> _Exercise instructions_:
Copy out each line in the listing below where the word "JSON" appears.

> _Data extracts_:

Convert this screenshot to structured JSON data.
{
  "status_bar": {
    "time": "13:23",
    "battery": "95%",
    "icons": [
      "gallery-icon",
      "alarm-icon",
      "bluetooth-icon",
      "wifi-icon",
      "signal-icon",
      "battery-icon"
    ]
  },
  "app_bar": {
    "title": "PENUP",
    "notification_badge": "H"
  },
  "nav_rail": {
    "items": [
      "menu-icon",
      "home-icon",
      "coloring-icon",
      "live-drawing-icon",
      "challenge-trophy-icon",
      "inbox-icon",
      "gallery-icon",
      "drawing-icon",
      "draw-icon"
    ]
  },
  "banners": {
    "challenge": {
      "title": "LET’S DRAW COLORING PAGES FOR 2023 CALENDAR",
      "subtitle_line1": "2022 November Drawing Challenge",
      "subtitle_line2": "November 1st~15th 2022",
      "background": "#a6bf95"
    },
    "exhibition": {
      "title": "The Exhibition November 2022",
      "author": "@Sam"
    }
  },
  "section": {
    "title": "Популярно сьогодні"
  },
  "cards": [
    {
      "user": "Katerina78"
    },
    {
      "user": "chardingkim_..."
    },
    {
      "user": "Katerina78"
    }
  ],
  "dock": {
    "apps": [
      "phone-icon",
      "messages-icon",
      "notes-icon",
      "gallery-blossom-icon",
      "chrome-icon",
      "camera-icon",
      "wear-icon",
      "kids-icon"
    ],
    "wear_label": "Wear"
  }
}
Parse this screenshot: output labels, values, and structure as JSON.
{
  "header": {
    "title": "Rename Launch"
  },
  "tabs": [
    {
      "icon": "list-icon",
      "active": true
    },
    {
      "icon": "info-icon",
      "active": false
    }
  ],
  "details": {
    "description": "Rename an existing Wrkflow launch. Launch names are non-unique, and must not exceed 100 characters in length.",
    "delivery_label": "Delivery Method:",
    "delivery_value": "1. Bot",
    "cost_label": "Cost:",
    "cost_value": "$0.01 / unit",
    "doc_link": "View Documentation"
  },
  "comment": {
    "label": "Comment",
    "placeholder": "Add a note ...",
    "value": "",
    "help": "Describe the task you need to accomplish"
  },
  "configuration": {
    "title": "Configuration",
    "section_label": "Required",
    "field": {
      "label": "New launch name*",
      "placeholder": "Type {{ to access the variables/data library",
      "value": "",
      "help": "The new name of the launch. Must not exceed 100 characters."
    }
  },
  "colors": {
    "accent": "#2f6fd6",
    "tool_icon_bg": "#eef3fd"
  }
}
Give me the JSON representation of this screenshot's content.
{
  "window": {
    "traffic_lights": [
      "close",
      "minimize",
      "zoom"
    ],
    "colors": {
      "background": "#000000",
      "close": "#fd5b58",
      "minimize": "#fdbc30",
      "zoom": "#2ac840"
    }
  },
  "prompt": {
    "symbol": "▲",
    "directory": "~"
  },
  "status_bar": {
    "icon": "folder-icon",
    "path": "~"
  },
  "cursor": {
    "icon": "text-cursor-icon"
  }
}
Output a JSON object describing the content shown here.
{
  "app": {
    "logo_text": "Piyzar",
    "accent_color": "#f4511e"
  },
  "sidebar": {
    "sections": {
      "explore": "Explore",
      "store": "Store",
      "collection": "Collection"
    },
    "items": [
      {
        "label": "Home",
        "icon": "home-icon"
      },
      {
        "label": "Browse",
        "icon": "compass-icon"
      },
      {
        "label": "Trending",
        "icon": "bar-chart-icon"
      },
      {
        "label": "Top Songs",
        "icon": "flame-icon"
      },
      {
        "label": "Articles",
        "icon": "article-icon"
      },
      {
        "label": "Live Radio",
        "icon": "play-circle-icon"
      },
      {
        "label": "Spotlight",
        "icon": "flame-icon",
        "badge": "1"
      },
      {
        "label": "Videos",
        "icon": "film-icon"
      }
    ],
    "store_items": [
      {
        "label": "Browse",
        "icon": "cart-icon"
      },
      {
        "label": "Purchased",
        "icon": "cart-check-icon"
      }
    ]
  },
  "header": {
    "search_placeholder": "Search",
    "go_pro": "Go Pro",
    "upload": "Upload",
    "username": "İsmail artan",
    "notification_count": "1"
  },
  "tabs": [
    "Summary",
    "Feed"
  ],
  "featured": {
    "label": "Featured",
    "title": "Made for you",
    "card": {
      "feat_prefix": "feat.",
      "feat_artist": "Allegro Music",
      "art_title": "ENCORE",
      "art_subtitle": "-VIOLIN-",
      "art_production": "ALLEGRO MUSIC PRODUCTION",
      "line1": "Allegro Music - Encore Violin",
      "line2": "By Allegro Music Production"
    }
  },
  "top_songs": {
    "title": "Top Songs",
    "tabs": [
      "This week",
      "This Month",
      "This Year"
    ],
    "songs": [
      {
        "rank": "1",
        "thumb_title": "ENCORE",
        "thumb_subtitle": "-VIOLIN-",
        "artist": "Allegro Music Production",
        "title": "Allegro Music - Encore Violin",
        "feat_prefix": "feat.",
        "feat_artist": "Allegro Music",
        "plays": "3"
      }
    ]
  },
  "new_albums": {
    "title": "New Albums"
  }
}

> _Written solution_:
Convert this screenshot to structured JSON data.
Parse this screenshot: output labels, values, and structure as JSON.
Give me the JSON representation of this screenshot's content.
Output a JSON object describing the content shown here.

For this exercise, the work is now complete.